Living in Los Angeles is a dream if you’re interested in vegan food. Lots of plant-based options at local markets for whipping up a delicious meal at home as well as lots of plant-based options at local restaurants for a night off from cooking. While most of the press is for vegan burger joints, understandable as there are a plethora of them around town, there are some exciting new restaurants offering a more upscale environment for a leisurely sit-down meal. Lucky for us there are several new vegan restaurants, right in our own backyard, that fall into the latter category. And you don’t have to be vegan to enjoy them!
This week I’m going to share my dining experience at just opened Ubuntu, located on Melrose Avenue near Gardner Street.
Ubuntu, (pronounced Ooo-boon-too) is a plant-based African-inspired restaurant from Chef Shenarri “Greens” Freeman, a James Beard Award semifinalist for her Brooklyn, New York restaurant, Cadence. With Ubuntu, Chef Shenarri brings the spices of West African cooking to her Los Angeles menu, after traveling throughout Africa to experience the rich flavors of that continent’s cuisine.
Entering the restaurant you are transported to another place and time. Turquoise-painted metal ceiling tiles adorned with palm tree leaf paddle fans, richly colored drapes, and Afro/Caribbean music create an ambiance that’s awash in colors and sounds, unlike any other eatery in LA. A large curved bar sits to the right while small tables and booths wrap around in an L shape. We were seated in the window overlooking Melrose, our only connection to LaLa land. It wasn’t long before the sounds of the city seemed to fade away as we settled into the plush gold velvet armchairs. Our server, Karen, was warm and friendly in that perfect waiter kind of way. She answered our questions with detailed information as we perused the menu and then left us to pare down our choices while she got our drink order; a divine hibiscus version of Sangria for me, a local beer from Inglewood for hubby. Lots of interesting options on the drinks menu.

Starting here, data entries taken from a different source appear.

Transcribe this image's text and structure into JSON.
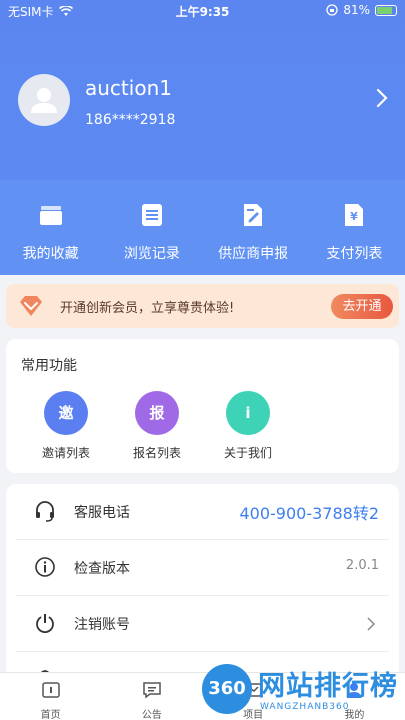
{
  "status_bar": {
    "carrier": "无SIM卡",
    "time": "上午9:35",
    "battery": "81%"
  },
  "profile": {
    "name": "auction1",
    "phone": "186****2918"
  },
  "quick_actions": [
    {
      "label": "我的收藏",
      "icon": "folder-icon"
    },
    {
      "label": "浏览记录",
      "icon": "list-icon"
    },
    {
      "label": "供应商申报",
      "icon": "edit-document-icon"
    },
    {
      "label": "支付列表",
      "icon": "payment-document-icon"
    }
  ],
  "vip_banner": {
    "text": "开通创新会员，立享尊贵体验!",
    "button": "去开通"
  },
  "common_functions": {
    "title": "常用功能",
    "items": [
      {
        "label": "邀请列表",
        "glyph": "邀",
        "color": "#5b7ff0"
      },
      {
        "label": "报名列表",
        "glyph": "报",
        "color": "#a06ae6"
      },
      {
        "label": "关于我们",
        "glyph": "i",
        "color": "#3ed2b6"
      }
    ]
  },
  "settings": {
    "hotline_label": "客服电话",
    "hotline_value": "400-900-3788转2",
    "version_label": "检查版本",
    "version_value": "2.0.1",
    "cancel_label": "注销账号"
  },
  "tabbar": [
    {
      "label": "首页",
      "icon": "home-icon"
    },
    {
      "label": "公告",
      "icon": "notice-icon"
    },
    {
      "label": "项目",
      "icon": "project-icon"
    },
    {
      "label": "我的",
      "icon": "user-icon"
    }
  ],
  "watermark": {
    "logo": "360",
    "text": "网站排行榜",
    "sub": "WANGZHANB360"
  }
}
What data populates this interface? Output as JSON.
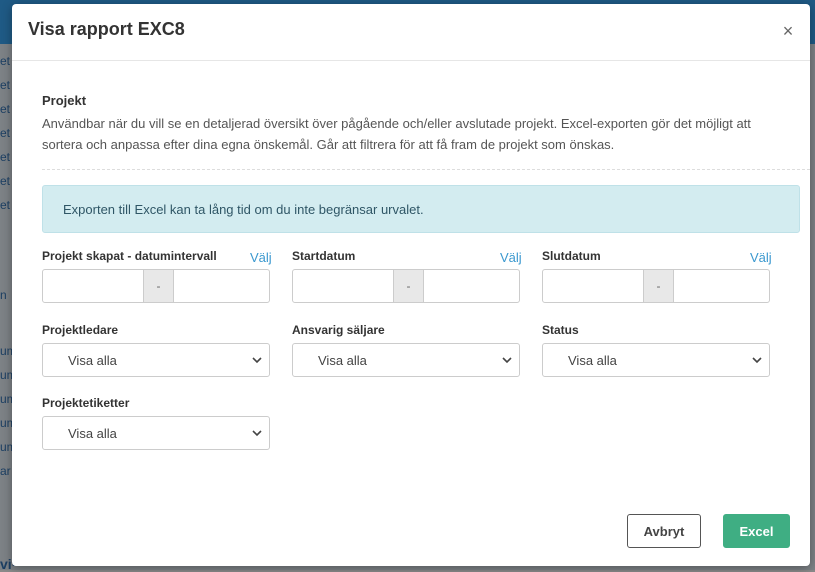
{
  "modal": {
    "title": "Visa rapport EXC8",
    "close_glyph": "×"
  },
  "section": {
    "title": "Projekt",
    "description": "Användbar när du vill se en detaljerad översikt över pågående och/eller avslutade projekt. Excel-exporten gör det möjligt att sortera och anpassa efter dina egna önskemål. Går att filtrera för att få fram de projekt som önskas."
  },
  "alert": {
    "text": "Exporten till Excel kan ta lång tid om du inte begränsar urvalet."
  },
  "date_fields": [
    {
      "label": "Projekt skapat - datumintervall",
      "link": "Välj",
      "separator": "-",
      "start": "",
      "end": ""
    },
    {
      "label": "Startdatum",
      "link": "Välj",
      "separator": "-",
      "start": "",
      "end": ""
    },
    {
      "label": "Slutdatum",
      "link": "Välj",
      "separator": "-",
      "start": "",
      "end": ""
    }
  ],
  "select_fields": [
    {
      "label": "Projektledare",
      "value": "Visa alla",
      "icon": "chevron-down-icon"
    },
    {
      "label": "Ansvarig säljare",
      "value": "Visa alla",
      "icon": "chevron-down-icon"
    },
    {
      "label": "Status",
      "value": "Visa alla",
      "icon": "chevron-down-icon"
    },
    {
      "label": "Projektetiketter",
      "value": "Visa alla",
      "icon": "chevron-down-icon"
    }
  ],
  "buttons": {
    "cancel": "Avbryt",
    "excel": "Excel"
  },
  "colors": {
    "accent_link": "#3a98cf",
    "primary_button": "#3fae83",
    "alert_bg": "#d3ecf0",
    "backdrop_header": "#1f5a85"
  },
  "background": {
    "left_fragments": [
      "et",
      "et",
      "et",
      "et",
      "et",
      "et",
      "et",
      "n",
      "um",
      "um",
      "um",
      "um",
      "um",
      "ar",
      "vitten"
    ]
  }
}
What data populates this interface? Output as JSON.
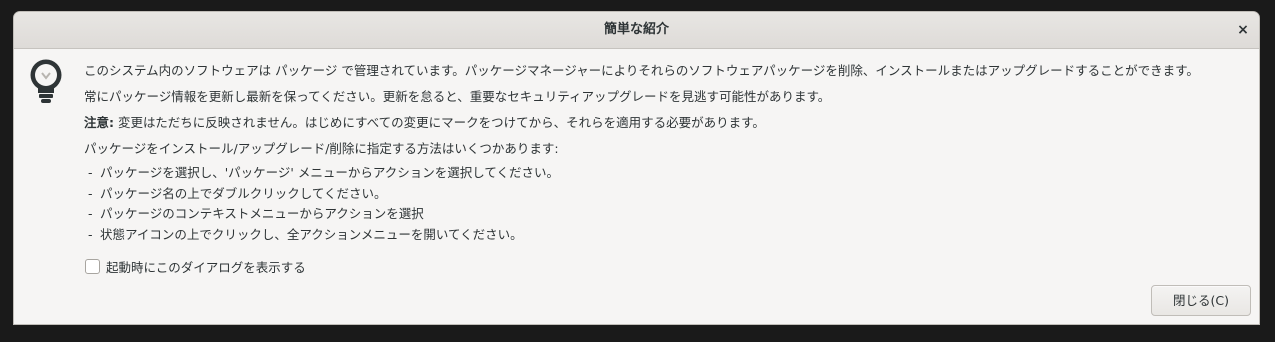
{
  "window": {
    "title": "簡単な紹介",
    "close_glyph": "×"
  },
  "icon": {
    "name": "lightbulb-icon"
  },
  "content": {
    "paragraph1": "このシステム内のソフトウェアは  パッケージ で管理されています。パッケージマネージャーによりそれらのソフトウェアパッケージを削除、インストールまたはアップグレードすることができます。",
    "paragraph2": "常にパッケージ情報を更新し最新を保ってください。更新を怠ると、重要なセキュリティアップグレードを見逃す可能性があります。",
    "note_label": "注意:",
    "note_text": " 変更はただちに反映されません。はじめにすべての変更にマークをつけてから、それらを適用する必要があります。",
    "methods_intro": "パッケージをインストール/アップグレード/削除に指定する方法はいくつかあります:",
    "methods": [
      "パッケージを選択し、'パッケージ' メニューからアクションを選択してください。",
      "パッケージ名の上でダブルクリックしてください。",
      "パッケージのコンテキストメニューからアクションを選択",
      "状態アイコンの上でクリックし、全アクションメニューを開いてください。"
    ],
    "list_dash": "-"
  },
  "startup_checkbox": {
    "label": "起動時にこのダイアログを表示する",
    "checked": false
  },
  "footer": {
    "close_button_label": "閉じる(C)"
  },
  "colors": {
    "window_bg": "#f6f5f4",
    "titlebar_bg": "#e8e6e3",
    "text": "#2e3436",
    "icon": "#2e3436"
  }
}
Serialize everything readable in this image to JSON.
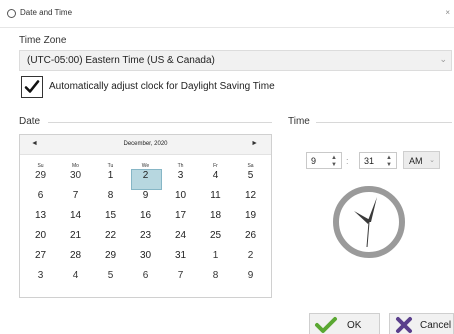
{
  "window": {
    "title": "Date and Time"
  },
  "timezone": {
    "label": "Time Zone",
    "selected": "(UTC-05:00) Eastern Time (US & Canada)"
  },
  "dst": {
    "label": "Automatically adjust clock for Daylight Saving Time",
    "checked": true
  },
  "date_section": {
    "label": "Date"
  },
  "time_section": {
    "label": "Time"
  },
  "calendar": {
    "month_year": "December, 2020",
    "prev_symbol": "◄",
    "next_symbol": "►",
    "weekdays": [
      "Su",
      "Mo",
      "Tu",
      "We",
      "Th",
      "Fr",
      "Sa"
    ],
    "weeks": [
      [
        "29",
        "30",
        "1",
        "2",
        "3",
        "4",
        "5"
      ],
      [
        "6",
        "7",
        "8",
        "9",
        "10",
        "11",
        "12"
      ],
      [
        "13",
        "14",
        "15",
        "16",
        "17",
        "18",
        "19"
      ],
      [
        "20",
        "21",
        "22",
        "23",
        "24",
        "25",
        "26"
      ],
      [
        "27",
        "28",
        "29",
        "30",
        "31",
        "1",
        "2"
      ],
      [
        "3",
        "4",
        "5",
        "6",
        "7",
        "8",
        "9"
      ]
    ],
    "selected_day": "2",
    "selection_color": "#b7d7e0"
  },
  "time": {
    "hour": "9",
    "minute": "31",
    "separator": ":",
    "ampm": "AM"
  },
  "buttons": {
    "ok_label": "OK",
    "cancel_label": "Cancel"
  },
  "colors": {
    "ok_check": "#5aa832",
    "cancel_x": "#5a3f8c",
    "clock_ring": "#9a9a9a",
    "clock_hands": "#3a3a3a"
  }
}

Of note, is that Ubuntu has a very unique food menu even in the world of plant-based cooking in that there are no plant-based, meat, egg, or dairy replacements. Everything is a combination of vegetables, fruits, and/or grains from scratch. Much of the menu relies on a variety of mushrooms as the basis for the small plates, designed to share. While the menu is limited, with only ten items to choose from, it was still difficult to decide. Hubby and I opted for five dishes to give us a sense of the flavors.
We started with the Jollof Arancini and Charred Okra. Wow! Two stellar dishes right out of the gate. The arancini were unlike any arancini I’d ever had. Light and fluffy from the preparation of the rice, they were seasoned with spices that made it similar in taste to falafel but so much better. With every bite, my palate was trying to discern the spice mixture. I couldn’t but I could eat those savory rice balls every day! The charred okra was al dente and crisp without any of the slimy texture we most associate with that vegetable. Swimming in a puddle of piquant vinaigrette they were addicting to the last slurp of dressing. Again, the spice combinations were new and unique to my taste buds.

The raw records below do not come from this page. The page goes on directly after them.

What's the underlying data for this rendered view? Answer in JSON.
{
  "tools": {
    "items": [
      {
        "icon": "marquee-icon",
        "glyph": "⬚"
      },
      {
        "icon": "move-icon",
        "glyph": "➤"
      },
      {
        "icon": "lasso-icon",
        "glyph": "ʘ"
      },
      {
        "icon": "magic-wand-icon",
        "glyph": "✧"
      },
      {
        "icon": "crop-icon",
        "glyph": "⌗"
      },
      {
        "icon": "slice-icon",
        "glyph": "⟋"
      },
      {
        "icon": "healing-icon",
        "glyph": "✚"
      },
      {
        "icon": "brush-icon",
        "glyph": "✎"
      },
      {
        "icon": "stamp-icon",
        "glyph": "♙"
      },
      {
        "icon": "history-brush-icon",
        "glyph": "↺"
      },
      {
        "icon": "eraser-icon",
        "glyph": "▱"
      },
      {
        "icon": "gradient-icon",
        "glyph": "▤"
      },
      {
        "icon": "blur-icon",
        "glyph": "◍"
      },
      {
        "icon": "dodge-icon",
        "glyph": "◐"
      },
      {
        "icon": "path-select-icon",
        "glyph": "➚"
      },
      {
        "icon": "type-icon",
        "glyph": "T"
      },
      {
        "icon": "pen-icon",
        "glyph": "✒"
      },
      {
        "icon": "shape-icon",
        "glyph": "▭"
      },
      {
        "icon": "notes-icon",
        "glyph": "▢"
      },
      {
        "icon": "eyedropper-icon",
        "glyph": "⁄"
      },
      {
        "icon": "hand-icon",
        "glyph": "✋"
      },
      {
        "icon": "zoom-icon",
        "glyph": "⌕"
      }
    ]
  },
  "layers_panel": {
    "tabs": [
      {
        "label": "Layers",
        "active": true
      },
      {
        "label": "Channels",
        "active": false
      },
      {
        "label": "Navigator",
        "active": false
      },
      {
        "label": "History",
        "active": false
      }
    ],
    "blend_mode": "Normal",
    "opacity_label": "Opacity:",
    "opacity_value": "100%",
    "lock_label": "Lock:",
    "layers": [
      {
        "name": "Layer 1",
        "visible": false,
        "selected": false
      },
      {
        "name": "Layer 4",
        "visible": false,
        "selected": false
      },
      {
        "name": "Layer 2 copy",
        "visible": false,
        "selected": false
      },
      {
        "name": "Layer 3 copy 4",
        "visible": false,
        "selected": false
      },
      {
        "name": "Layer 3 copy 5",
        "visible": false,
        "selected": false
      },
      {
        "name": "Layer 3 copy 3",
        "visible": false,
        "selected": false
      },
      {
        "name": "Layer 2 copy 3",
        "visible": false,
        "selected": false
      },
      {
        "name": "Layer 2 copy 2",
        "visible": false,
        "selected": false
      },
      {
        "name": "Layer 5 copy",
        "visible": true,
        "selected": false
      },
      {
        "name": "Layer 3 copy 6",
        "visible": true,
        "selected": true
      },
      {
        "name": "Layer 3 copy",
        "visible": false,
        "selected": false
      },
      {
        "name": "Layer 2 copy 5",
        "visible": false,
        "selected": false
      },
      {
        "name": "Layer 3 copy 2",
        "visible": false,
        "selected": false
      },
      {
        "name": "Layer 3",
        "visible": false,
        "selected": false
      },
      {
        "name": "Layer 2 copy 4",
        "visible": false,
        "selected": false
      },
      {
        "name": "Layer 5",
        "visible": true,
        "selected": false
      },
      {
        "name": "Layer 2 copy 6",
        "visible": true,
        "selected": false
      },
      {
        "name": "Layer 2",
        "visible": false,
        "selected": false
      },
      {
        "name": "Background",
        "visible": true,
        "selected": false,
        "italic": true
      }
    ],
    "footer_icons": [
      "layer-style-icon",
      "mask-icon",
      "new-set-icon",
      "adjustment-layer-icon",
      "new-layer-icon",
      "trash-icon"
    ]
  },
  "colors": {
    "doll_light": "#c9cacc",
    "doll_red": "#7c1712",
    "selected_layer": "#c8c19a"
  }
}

As we were eating the first two dishes, the rest of the meal came out, as is par for the course with tapas-style eating. We simply made room on the table. Hubby’s favorite dish of the night was the Trumpet Mushrooms with Red Pepper Pesto, mostly for that pesto. He swooned over the sauce with every bite. Suya, grilled spiralized celery root on skewers with tzatziki, was a fun take on kebabs. The celery root was charred and crisp. So different than the usual mashed celery root. Personally, I would have liked the veggies charred as well. The last dish, Fonio Grits with Oyster Mushrooms, was the least successful for me. While the fonio (an ancient African grain) was dense and comforting, the mushrooms seemed haphazardly thrown on top in an okay but not standout tomato sauce.
We were too full for dessert so we sat enjoying the relaxed vacation-like vibe of Unbuntu, as I sipped my sangria. No one rushed us to leave. Quite lovely.
If you’re interested in trying a restaurant with flavors that will carry you to distant lands undiscovered, you need to try Ubuntu. Chef Shenarri, whom we met as we were leaving, is passionate about cooking and creating exciting flavors for her guests. She has invested much time and effort in bringing this unique take on African foods. Please support her and this wonderful neighborhood gem right in our own neighborhood.